How are you different from other digital insurers in the market?
We do not see ourselves as a digital insurer alone. Yes, we are a technology solution-oriented company but technology for us is only a means to an end and not the end in itself.
We were always confident about our mission, but we did not fathom that it would be so impactful for the consumer. To see the sweet spot between technologically advanced solutions and simple, intuitive solutions that people are comfortable with has been quite interesting. We have developed, succeeded, failed and improved our offerings. And given that all this happened in just one year is heartening. I am conscious that this is just the start and we have a long way to go.
The insurance landscape is evolving with insurers coming up with unique products. Where do you see Digit in this space?
From the relevance point of view, customizing products and giving modular offerings is the way to go. For example, our “screen damage only" insurance is one way of giving customers a modular mobile insurance product, which is also cost-effective.
From a cost point of view, short-term products are cost-effective. For example, our home protection is priced at ₹199 for a cover of ₹2 lakh for a week, which is affordable.
We also work with distribution partners who are primarily app-based. For example, we have over 200,000 customers through Cleartrip since October 2017 when we began our relationship.
The biggest difference we provide is using technology to simplify claims processes. There are no hard copies required and most of our claims processes are smartphone-enabled. This shortens the time for claim processing.
Digit’s travel insurance also covers certain high-risk activities such as adventure sports, which insurers either stay away from or offer at higher premiums. What made you explore this segment? Does this come at a higher cost?
Our philosophy is to make products we would like to buy for ourselves and our families. As soon as you start thinking this way, some exclusions become questionable. Adventure sports was one such area. We are competitive in terms of our costing, it is not sold as an add-on, it is just an inclusion.
Your holiday home protection policy is a short-term cover for the time when you’re away on a vacation. How will such a niche product work, given that people don’t typically buy home insurance?
Home protection is an under-penetrated category in India as we have an optimism bias that nothing wrong can happen to us. The only thing we worry about is home contents when we are travelling. This is for people who travel frequently and are worried about leaving their home unprotected. We have soft-launched this product on our website and the pick-up has been slow as it is a pull product and people are not used to the idea, but we feel it’ll pick up with more awareness.
For car and mobile insurance, you offer cash for repairs if a policyholder self-inspects and sends pictures of the damage. Doesn’t this leave gaps for malpractice?
We believe that 95% of people are genuine when it comes to claims and we didn’t want to make the processes for the 5% bad eggs. So, with firm trust in customers, we launched this product.

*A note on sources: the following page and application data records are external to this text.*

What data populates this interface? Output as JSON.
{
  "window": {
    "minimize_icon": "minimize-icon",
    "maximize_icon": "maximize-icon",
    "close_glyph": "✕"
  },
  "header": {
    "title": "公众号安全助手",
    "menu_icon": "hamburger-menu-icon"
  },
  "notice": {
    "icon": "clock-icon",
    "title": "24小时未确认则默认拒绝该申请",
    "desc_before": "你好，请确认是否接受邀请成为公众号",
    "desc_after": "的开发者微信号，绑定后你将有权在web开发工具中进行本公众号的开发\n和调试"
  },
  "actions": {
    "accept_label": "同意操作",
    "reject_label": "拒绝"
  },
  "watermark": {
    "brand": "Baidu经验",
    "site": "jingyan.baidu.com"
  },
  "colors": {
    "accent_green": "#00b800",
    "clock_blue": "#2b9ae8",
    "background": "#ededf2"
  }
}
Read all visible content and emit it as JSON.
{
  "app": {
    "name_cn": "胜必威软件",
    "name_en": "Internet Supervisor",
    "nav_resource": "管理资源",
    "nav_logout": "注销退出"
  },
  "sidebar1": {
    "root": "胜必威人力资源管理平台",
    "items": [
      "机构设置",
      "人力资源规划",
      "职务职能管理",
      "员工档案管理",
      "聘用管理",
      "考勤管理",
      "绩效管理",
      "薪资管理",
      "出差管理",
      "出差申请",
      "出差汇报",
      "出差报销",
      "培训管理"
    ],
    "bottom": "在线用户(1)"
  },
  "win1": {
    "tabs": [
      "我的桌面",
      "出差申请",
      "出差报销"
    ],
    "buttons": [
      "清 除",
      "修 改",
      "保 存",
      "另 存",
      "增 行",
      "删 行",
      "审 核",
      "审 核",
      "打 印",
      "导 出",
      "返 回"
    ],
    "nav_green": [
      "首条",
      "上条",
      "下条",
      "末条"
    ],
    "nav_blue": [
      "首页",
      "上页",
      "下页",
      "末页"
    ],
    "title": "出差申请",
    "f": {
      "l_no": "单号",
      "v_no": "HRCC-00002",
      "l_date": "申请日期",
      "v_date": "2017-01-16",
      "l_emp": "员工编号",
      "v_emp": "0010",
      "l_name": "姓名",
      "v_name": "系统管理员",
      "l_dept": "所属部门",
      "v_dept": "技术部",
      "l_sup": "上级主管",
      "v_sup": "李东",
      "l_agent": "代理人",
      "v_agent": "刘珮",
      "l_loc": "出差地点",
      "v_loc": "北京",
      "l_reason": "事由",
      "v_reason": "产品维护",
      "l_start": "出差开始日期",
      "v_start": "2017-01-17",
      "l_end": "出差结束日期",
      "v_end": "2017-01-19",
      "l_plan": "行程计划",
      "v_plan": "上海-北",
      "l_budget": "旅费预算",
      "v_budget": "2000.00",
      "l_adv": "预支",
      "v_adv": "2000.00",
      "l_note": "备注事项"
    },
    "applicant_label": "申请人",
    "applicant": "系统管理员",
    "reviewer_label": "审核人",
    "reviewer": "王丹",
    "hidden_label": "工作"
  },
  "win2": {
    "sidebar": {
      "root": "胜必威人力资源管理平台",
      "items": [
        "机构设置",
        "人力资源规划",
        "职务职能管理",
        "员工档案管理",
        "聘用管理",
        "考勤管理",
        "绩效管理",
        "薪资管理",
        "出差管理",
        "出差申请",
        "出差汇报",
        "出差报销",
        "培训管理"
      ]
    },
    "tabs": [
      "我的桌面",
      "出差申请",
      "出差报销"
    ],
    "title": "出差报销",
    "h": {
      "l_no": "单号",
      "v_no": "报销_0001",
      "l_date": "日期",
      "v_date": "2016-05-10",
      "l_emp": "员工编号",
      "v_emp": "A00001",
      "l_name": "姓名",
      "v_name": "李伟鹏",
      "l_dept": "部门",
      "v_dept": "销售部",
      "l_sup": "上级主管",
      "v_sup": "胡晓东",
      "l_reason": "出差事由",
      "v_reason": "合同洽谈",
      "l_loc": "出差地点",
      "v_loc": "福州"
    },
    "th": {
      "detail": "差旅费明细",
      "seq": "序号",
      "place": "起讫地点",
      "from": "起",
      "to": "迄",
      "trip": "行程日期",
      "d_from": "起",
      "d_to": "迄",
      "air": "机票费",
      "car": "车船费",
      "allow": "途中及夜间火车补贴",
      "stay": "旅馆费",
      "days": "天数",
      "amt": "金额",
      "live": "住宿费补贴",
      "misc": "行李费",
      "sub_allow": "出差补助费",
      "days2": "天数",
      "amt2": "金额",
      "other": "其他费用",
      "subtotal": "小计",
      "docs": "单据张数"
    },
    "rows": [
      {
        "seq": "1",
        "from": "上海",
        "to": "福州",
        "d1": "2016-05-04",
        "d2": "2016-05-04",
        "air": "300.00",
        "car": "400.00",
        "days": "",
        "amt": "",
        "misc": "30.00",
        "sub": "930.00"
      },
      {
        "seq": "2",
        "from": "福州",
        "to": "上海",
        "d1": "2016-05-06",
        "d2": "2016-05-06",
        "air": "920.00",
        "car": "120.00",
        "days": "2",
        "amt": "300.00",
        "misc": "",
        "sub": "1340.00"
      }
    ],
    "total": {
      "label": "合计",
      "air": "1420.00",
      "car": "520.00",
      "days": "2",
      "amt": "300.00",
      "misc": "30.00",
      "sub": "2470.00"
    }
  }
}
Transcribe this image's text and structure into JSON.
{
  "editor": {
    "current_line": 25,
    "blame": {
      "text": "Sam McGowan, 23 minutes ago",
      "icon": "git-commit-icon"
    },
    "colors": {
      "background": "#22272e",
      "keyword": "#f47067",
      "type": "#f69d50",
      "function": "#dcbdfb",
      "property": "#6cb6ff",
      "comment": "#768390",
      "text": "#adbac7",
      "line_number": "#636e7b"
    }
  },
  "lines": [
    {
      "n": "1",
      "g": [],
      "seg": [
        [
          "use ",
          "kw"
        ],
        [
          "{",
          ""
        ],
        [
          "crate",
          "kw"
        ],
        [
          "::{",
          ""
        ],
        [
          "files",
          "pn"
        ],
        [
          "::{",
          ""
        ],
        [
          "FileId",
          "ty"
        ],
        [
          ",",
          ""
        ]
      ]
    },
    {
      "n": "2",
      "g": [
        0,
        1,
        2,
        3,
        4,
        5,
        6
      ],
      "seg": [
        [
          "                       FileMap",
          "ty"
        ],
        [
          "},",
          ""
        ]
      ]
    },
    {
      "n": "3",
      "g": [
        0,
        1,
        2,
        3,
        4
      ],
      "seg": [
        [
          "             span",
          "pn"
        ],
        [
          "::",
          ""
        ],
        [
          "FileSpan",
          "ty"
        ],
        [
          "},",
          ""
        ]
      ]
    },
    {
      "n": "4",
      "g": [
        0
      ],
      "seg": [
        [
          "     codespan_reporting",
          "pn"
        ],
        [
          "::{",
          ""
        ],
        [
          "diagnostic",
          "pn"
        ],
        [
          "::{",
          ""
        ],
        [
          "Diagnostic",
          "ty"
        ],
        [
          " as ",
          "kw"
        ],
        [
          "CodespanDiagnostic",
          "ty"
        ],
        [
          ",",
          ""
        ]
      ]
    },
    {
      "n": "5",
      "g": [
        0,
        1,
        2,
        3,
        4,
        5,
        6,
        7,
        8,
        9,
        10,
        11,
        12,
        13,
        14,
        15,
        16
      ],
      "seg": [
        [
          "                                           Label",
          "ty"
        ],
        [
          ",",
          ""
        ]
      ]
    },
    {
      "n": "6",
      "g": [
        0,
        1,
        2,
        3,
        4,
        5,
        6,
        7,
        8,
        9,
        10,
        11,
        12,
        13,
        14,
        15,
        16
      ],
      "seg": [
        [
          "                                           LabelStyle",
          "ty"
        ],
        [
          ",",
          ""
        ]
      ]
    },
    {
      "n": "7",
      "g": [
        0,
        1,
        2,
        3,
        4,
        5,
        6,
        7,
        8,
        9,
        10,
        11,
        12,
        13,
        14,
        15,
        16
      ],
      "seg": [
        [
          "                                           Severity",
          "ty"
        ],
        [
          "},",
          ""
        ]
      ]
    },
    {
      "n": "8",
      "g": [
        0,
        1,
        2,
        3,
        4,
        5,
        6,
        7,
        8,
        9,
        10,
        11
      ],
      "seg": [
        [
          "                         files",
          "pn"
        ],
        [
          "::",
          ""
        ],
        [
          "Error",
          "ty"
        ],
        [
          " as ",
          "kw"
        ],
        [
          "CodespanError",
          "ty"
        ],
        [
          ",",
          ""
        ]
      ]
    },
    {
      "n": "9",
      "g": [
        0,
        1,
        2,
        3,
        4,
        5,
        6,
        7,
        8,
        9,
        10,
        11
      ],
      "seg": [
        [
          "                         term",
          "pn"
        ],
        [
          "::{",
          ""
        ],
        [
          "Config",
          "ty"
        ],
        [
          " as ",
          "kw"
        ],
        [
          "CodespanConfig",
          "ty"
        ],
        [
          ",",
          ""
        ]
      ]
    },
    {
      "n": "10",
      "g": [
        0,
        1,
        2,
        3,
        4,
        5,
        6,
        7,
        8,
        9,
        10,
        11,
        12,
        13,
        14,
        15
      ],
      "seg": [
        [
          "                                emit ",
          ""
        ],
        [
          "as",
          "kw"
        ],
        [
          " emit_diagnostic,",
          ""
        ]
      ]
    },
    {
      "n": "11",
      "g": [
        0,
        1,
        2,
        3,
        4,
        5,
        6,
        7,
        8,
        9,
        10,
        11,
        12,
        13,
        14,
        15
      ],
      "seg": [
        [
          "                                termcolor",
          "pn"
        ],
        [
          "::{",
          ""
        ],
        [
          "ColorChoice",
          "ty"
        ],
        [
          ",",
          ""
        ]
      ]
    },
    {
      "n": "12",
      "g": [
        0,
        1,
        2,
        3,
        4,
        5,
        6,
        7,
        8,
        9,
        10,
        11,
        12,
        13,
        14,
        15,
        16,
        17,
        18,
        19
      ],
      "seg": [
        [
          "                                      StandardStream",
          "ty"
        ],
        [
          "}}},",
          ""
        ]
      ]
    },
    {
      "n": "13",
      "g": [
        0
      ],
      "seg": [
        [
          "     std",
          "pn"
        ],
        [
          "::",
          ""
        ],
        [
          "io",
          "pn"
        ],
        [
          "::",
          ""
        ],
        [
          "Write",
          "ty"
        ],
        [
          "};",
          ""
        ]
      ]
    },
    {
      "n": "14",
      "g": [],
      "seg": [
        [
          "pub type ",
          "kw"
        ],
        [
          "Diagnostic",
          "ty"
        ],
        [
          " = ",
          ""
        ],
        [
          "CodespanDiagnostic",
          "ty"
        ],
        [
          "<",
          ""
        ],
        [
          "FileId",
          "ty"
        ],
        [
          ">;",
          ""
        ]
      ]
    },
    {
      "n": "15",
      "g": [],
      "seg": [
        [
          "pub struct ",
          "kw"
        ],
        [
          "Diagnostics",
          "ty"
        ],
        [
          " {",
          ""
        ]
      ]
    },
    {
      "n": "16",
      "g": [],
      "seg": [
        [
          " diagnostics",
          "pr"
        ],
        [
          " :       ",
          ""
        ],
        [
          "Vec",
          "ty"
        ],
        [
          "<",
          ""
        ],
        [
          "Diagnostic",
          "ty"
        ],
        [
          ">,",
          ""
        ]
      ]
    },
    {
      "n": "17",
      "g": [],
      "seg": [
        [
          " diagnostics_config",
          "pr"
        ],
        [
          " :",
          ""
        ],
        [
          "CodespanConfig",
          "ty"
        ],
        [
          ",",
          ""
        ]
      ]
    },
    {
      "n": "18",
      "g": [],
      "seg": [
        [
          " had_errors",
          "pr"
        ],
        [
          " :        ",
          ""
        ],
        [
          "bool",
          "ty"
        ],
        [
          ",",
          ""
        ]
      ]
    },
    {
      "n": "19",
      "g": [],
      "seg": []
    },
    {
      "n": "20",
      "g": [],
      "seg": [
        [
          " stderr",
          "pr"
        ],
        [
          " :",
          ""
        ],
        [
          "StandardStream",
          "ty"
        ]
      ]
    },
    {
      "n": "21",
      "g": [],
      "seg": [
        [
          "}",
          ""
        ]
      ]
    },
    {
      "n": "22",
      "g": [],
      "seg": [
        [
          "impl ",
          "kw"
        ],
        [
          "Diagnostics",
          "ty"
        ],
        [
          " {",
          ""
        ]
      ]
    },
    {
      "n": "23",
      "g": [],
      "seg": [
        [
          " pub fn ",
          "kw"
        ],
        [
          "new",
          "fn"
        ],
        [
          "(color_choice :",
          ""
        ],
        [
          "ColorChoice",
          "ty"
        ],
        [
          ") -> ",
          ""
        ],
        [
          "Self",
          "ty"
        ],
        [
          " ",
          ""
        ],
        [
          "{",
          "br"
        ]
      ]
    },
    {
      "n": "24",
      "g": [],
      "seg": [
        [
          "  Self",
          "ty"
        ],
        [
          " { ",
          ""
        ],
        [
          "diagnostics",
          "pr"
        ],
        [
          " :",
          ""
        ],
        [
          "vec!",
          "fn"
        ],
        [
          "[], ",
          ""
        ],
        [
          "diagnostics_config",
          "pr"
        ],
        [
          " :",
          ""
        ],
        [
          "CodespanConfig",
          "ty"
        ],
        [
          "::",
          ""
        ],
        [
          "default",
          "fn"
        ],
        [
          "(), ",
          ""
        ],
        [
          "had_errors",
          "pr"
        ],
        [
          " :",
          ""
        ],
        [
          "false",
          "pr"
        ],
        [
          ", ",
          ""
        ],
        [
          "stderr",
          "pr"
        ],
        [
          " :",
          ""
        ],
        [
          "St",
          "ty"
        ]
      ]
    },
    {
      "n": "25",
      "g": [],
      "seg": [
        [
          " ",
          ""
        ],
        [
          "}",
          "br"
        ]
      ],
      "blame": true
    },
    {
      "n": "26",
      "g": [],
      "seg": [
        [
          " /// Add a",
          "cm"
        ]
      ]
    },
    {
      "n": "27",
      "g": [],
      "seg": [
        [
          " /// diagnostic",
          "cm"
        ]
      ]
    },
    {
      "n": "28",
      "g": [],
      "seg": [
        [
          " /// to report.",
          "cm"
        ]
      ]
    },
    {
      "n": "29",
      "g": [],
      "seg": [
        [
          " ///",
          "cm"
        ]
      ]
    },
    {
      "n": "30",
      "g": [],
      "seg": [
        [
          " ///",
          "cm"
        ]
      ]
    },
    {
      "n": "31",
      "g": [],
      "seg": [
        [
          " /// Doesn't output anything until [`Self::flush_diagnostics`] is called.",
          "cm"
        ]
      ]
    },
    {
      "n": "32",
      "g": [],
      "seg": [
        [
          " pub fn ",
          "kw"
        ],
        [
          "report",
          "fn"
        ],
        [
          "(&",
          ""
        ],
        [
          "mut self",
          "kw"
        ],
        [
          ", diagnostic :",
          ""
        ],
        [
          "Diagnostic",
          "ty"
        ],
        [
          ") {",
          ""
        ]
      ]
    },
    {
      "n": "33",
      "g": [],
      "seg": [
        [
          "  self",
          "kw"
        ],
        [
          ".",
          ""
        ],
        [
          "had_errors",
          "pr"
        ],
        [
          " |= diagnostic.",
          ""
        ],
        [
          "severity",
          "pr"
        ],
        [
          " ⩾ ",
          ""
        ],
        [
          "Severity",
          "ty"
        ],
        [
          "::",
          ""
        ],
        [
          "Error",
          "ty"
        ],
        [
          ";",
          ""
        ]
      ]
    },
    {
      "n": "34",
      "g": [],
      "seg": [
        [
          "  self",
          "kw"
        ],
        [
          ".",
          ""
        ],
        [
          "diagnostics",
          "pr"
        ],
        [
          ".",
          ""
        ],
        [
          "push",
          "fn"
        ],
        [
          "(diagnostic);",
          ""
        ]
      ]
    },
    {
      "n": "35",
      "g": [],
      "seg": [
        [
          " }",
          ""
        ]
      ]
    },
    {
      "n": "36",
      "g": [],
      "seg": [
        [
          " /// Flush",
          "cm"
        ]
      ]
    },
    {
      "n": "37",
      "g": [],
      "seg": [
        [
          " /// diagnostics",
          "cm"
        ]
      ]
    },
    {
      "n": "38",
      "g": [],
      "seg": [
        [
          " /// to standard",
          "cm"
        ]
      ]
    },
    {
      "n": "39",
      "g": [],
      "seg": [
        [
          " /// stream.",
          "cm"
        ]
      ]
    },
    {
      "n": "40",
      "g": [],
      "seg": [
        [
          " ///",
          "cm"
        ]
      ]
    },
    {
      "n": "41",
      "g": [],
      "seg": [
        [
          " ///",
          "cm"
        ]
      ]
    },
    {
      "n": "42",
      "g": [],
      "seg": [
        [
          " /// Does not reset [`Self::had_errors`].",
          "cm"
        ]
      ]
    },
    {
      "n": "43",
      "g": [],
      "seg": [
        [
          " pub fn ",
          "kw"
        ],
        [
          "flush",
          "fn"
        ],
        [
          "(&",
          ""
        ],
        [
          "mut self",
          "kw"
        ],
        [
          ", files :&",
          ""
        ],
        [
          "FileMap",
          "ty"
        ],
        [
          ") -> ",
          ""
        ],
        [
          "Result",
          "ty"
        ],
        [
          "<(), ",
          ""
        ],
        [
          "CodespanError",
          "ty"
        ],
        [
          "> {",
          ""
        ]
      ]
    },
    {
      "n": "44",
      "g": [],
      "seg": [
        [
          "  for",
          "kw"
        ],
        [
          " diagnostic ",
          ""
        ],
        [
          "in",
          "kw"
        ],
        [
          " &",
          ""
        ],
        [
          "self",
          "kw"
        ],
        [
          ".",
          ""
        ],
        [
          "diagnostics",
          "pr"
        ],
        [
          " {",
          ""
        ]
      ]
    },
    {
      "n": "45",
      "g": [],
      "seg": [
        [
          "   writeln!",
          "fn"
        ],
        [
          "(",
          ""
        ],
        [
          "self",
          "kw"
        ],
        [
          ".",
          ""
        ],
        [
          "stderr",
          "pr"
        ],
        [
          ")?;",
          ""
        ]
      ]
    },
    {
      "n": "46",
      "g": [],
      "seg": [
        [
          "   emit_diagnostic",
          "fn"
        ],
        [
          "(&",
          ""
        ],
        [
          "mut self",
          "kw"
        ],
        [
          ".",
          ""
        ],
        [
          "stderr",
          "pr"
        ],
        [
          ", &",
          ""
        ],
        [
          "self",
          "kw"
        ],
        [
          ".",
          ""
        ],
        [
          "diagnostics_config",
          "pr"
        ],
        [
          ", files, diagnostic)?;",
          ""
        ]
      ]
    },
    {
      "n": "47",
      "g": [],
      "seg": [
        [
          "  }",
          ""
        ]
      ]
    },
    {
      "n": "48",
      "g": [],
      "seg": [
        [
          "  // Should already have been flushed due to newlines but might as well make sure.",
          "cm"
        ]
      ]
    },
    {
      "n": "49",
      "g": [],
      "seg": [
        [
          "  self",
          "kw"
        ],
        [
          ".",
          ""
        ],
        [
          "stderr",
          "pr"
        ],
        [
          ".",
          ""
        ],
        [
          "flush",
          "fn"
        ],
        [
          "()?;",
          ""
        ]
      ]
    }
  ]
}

Seven out of 10 people opt for it which means people see value in it.
What are the challenges that come with running digital insurance?
India is at a cusp right now. While there is a digital explosion, processes could be made simpler if we had access to essential customer databases of RTOs (regional transport offices) or FIRs (first information reports) etc. The challenge is in our ability to simplify and find new ways of designing customer journeys.
We are partnering with the right avenues to get this data to develop tech solutions to fill in the gaps and remove system redundancies.
Do you plan to introduce more products in future?
We will be launching health insurance this year which should be a big expansion for us. The principles on which we build our other products and processes will apply to health as well. Also, we will see more institutional partnerships and more strategic partners. Right now, we have 20 institutional partners and about 1,500 strategic partners. We are expanding the number of locations where we are doing business. We will also work on more technology solutions to change the current buying and claim experience.
Will the rise in the number of insurance distributors and aggregators lead to higher penetration, especially in tier II and tier III cities?
There is democratisation of access due to smartphone and internet penetration which goes beyond geographies. This affects many industries, including ours. If someone is buying a mobile phone online, they will also have the inclination to buy insurance right there. Which is why, we feel such products will capture the interest of millennials. And when they come to the point of decision related to other categories, they would know the value of insurance.